“Holistic medicine is a system of health care which fosters a cooperative relationship among all those involved, leading towards optimal attainment of the physical, mental emotional, social and spiritual aspects of health.
It emphasizes the need to look at the whole person, including analysis of physical, nutritional, environmental, emotional, social, spiritual and lifestyle values. It encompasses all stated modalities of diagnosis and treatment including drugs and surgery if no safe alternative exists. Holistic medicine focuses on education and responsibility for personal efforts to achieve balance and well being.”
In other words, holistic medicine is a way of life. Instead of focusing on one particular part of the body, or on an illness, holistic healing focuses on the person as a whole. Every aspect of a person is tied together. Their body, their mind, and their spirit are all connected. In order to heal one part, you need to focus on healing all three aspects. The goal of holistic medicine is to ultimately reach a stage of maximum well being, a stage when everything is working as best as it can all together. When a person is using holistic medicine, they are responsible for their own well being. The choices the person makes allows them to take charge of their health. They don’t rely on conventional medication.
How Did Holistic Medicine Develop?
Five thousand years ago, the ancient people of China and India put an emphasis on living healthily in harmony with nature. Socrates believed in treating the body, mind, and spirit all together, rather than putting emphasis on one at a time. He claimed the one part could not be well unless all parts were well. The actual term “holism” was introduced in 1926 by Jan Christian Smuts. The term was stated as being a way of looking at living beings as “entities greater than and different from the sum of their parts”. The term “holistic” didn’t make it into common vocabulary until 1970.

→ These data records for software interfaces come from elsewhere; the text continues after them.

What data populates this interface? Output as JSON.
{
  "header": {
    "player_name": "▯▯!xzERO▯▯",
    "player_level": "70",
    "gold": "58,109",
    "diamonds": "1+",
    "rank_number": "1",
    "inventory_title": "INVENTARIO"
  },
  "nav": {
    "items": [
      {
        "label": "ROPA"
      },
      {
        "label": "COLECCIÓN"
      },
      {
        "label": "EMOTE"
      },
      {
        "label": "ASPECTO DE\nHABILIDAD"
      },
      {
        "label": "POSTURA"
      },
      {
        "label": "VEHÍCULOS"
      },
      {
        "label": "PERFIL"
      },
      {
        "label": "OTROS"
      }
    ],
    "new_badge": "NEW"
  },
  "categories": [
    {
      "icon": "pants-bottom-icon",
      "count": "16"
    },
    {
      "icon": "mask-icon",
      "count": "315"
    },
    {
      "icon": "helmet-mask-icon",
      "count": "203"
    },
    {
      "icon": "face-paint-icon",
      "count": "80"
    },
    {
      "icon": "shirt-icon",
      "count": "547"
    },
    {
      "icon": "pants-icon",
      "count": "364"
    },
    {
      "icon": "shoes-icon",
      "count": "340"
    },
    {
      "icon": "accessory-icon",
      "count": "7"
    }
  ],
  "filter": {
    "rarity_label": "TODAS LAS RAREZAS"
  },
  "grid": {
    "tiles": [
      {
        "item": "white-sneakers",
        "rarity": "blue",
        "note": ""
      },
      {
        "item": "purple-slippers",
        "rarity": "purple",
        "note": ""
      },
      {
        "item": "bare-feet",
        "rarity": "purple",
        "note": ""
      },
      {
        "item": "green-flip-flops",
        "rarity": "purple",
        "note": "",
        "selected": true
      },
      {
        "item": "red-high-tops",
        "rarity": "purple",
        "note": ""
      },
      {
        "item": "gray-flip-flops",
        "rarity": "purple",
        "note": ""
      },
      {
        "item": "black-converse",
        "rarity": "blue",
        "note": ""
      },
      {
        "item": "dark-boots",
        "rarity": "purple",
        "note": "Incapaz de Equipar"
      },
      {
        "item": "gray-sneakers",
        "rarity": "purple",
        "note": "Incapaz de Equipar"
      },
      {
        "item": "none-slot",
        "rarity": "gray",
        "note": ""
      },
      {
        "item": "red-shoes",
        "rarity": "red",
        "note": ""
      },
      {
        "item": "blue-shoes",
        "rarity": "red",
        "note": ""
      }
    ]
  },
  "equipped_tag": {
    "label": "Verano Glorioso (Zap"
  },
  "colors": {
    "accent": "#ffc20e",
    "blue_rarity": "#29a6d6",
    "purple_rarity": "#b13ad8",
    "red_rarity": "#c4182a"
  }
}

Holistic Medicine’s Basic Principles
The holistic way of life is an on-going process. There are two extremes in holistic medicine, maximum well-being, and premature death. The preferable place to be on this scale is in the middle. It’s difficult to maintain maximum well-being all the time, and premature death is easily avoided by taking control and taking responsibility for your health. To maintain a balance, a holistic physician can teach the principles to you. There are several principles in holistic medicine. Including the following.
- Holistic physicians provide safe and effective options when giving a diagnosis. They educate the patient on lifestyle changes and how to take care of themselves.
- It’s necessary to search for an underlying cause of a disease rather than to treat the symptoms by themselves.
- Holistic physicians go out of their way to get to know a patient thoroughly. They take the time to understand exactly what the patient is feeling, rather than simply give a prescription. By doing this, the chances of determining the root of the problem are increased.
- Prevention is key in holistic medicine. Rather than waiting for an illness to strike, preventing illness is preferable. It’s also more cost effective. It’s more expensive to treat an illness than it is to prevent it.
- In holistic medicine, an illness is looked at as being a manifestation of a problem in the whole person, not just an isolated occurrence (the mind, body, and spirit are all connected).
- The relationship between a holistic physician and their patient is important in the healing process. The needs and desires of a patient are discussed thoroughly and can give the physician more insight.
- Holistic practices have the patient focus on positive emotions such as hope, love, humor, and enthusiasm. The patient is urged to let go of negative emotions including shame, greed, hostility, fear, grief, depression, and anger.